Boxing: Josh Taylor made for the big time

'I promise you he has the personality,' manager Barry McGuigan said about Josh Taylor. 'But for people who don't know him he comes across as a bit serious.' Picture: Ian Georgeson
'I promise you he has the personality,' manager Barry McGuigan said about Josh Taylor. 'But for people who don't know him he comes across as a bit serious.' Picture: Ian Georgeson
Share this article
0
Have your say

TALENT, hard work and dedication have taken Josh Taylor to the Olympics and to the top tier of the Commonwealth Games podiums in Glasgow in the past. They have also earned him a place in the professional ranks. Those who work with him have no doubt he deserves to be there and expect him to go on to great things.

But if the boxer from Prestonpans wants to be catapulted into the realms of marketing stardom then he has to pack more than a few punches inside the ring, he has to learn to let his guard down slightly when he steps outside it.“His temperament is ideal,” said manager and former world champion Barry McGuigan. “But he has been a high performance boxer for five years or more and while that teaches you how to fight at the highest level, it also makes you slightly dour. You travel so much, you train so hard and you can sometimes lose your personality to an extent. You are part of a team and there isn’t that much publicity in the amateur game but in the pro game he has to have that and that is something we have to improve, he has to embrace that.”

Returning to Scotland for the second fight of his professional career, Taylor will be cheered by a partisan crowd when he takes on Hungarian Adam Mate at Meadowbank on Friday. His opponent has 15 wins under his belt and is vastly experienced. But Taylor’s manager believes he is up to the task and hopes that returning to his comfort zone will draw the real Taylor out of his shell and help him showcase more than just the boxing ability which has seen him hailed as the best fighter to emerge from the Scottish ranks since the legendary Ken Buchanan.

“We have very high expectations for Josh,” said McGuigan. “He is going to be a major draw and that is a side of things we will have to work on because, honestly, he is one of the funniest kids and is definitely the joker in the pack down in the training camp and is one of the loveliest kids you could ever meet. But away from that and for people who don’t know him he tends to come across as a bit serious.

“He is a great lad and is full of confidence but it doesn’t bubble over into arrogance. When he is boxing he is self-assured but he is, I think, actually a genuinely shy kid but I promise you he has the personality. He is the whole package. When people see him box they will be very excited.”

Sharing the McGuigan Gym with the likes of Carl Frampton, Taylor has seen what it takes to win world titles and those around him have seen the desire in him to emulate that feat. That accession is something McGuigan fully expects. The comparisons with men like Buchanan are something McGuigan tends to shy away from, aware that placing an emerging talent on such a lofty pedestal can look foolish if it turns out they don’t have the head for heights. But in Taylor, he sees a boxer built, both physically and psychologically, for the big occasions. That is why he set him up with a testing pro debut in the USA. He has also thrown down the gauntlet with this bout.

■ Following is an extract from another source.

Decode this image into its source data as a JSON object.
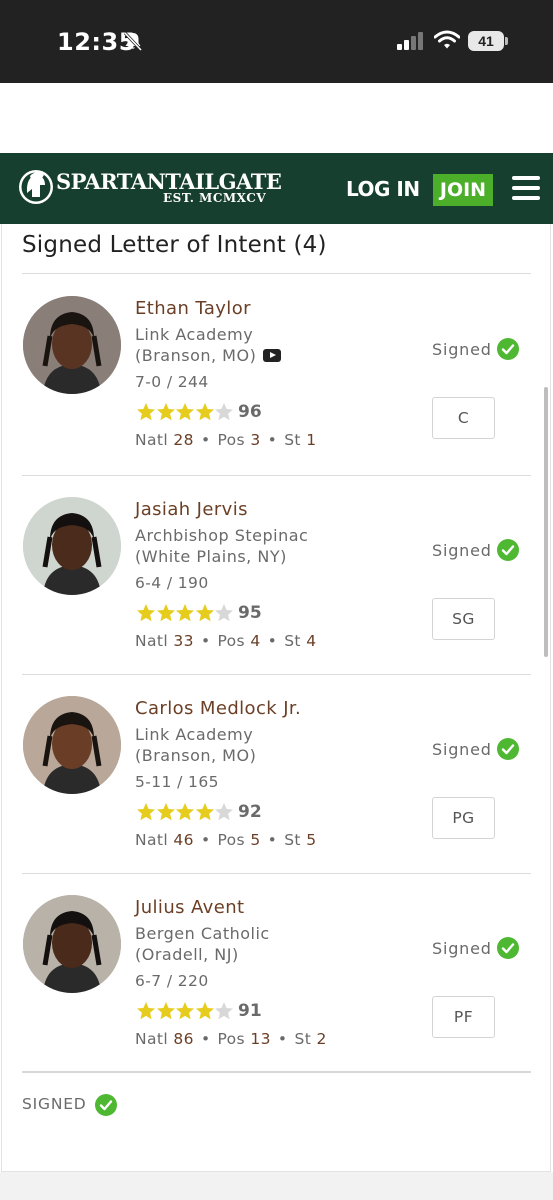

“He made his professional debut out in El Paso against a top journeyman and he took him in two rounds so we have no doubt he can beat Adam Mate and it is a tough fight but it’s what he needs and he always rises to the task,” added McGuigan.

A product of the Lochend ABC gym in Leith, where Buchanan was a regular visitor, the 24-year-old Commonwealth Games gold medallist has a lot of the same attributes, says McGuigan. “When you are looking for talent, you look for certain criteria, and there are a lot of boxes you have to tick: can he fight? Can he box? Can he hold a shot? Can he move his feet? Does he punch fast? Does he have stamina? Does he have marketability? Does he have drive and desire? Does he have natural ability? Some tick some of those boxes, some tick a lot but Josh ticks them all and more and that’s why we are so excited. There is a whole wave of very talented professional boxers in Scotland at the moment and I would say it is a pretty much unprecedented time for professional boxing in Scotland but I think that Josh spearheads the lot of them. Time will tell and it is always dangerous to make bold statements about a guy because it is an arduous business but I think there is no doubt about it, this kid is one of the most talented guys, not just in Scotland, but in the UK for a long time.

“He is a big occasion fighter. He is the sort of guy who likes and needs the big occasion in order to get the best out of himself. He is very fast and fluent and has great movement and balance and coordination. His pace is tremendous and that’s why his boxing pseudonym is the Tartan Tornado.”

So much praise could go to a new pro’s head, and the noise generated by a home crowd next weekend could get to his legs. It could if he allowed things to get to him or operated under the misapprehension that he had already made an indelible mark. “Josh isn’t like that,” stressed McGuigan. “It’s one thing having talent – and he definitely does – but a lot of lads who have natural talent tend to be quite lazy. But he works very hard and he is great to watch and is a great example to all the other boys in the gym.

“They all, including Josh, tend to all look up to Carl Frampton who is the world super bantamweight champion and the paradigm in the gym but Josh works every bit as hard and is just as diligent.”